In the introduction to the previous chapter we referred to an underlying unity of concern across the quite different visions – convergencepromoting and divergence-accommodating – and the various species of global law. We also alluded to how that unity in diversity expresses itself as a relationship of mutual presupposition and mutual tension. Our subsequent exploration of the various species of global law now allows us to add meat to the bare bones of these propositions. We are able to identify the qualified basis upon which convergent and divergent conceptions, and the various species of global law bearing these conceptions, together with the various images associated with these conceptions – pyramid, umbrella, vessel, thread, chain, segment and flow – are able to co-exist and co-occur in principle.
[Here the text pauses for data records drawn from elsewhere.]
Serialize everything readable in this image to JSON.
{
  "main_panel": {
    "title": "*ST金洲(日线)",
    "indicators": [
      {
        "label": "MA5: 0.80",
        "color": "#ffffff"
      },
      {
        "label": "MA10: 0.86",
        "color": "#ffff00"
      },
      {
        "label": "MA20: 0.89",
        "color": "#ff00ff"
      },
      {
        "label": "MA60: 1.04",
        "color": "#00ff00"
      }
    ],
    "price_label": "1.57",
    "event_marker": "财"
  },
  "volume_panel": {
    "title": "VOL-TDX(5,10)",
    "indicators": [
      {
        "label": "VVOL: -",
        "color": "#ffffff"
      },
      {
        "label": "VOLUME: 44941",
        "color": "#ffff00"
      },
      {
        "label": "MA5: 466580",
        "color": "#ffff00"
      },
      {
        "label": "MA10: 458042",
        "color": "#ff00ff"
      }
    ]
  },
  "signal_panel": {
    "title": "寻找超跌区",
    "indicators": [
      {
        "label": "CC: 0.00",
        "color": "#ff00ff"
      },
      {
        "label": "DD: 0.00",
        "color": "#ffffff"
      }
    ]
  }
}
In addition, we are in a position to demonstrate how that in-principle cohabitation among the different species of global law feeds into the close yet sometimes rivalrous interdependence of their embryonic practice. The incipient category of global law, in other words, possesses a self-generating and self-sustaining quality, but it is a quality that is also closely bound up with its self-critical and internally contested edge. This adds an important dimension to our understanding of the emergence of global law. We have seen in the previous chapter, in tracing the various pressures that shape the different species of global law, how much of its foreground impetus comes from the increased density and diversity of international and transnational regulation. Equally, we observed in Chapter 2 how much of its background influence comes from the occupational culture and practice of lawyers and jurists. In addition, we are now able to claim, global law is a theme that both feeds and challenges itself, and so generates forward impetus, by dint of the very character and circuitous interplay of its discourse and practice.
The double normativity of global law
Our argument here proceeds in three stages. In the first place, we should take note of the area of common ground occupied by the two positions. For all their apparent differences, neither the convergence-promoting nor the divergence-accommodating conception embraces the diversity of transnational law as an unalloyed good, just as proponents of both conceptions would readily accept that there are profound practical and ethical limits to any attempt to eliminate the diversity of transnational law.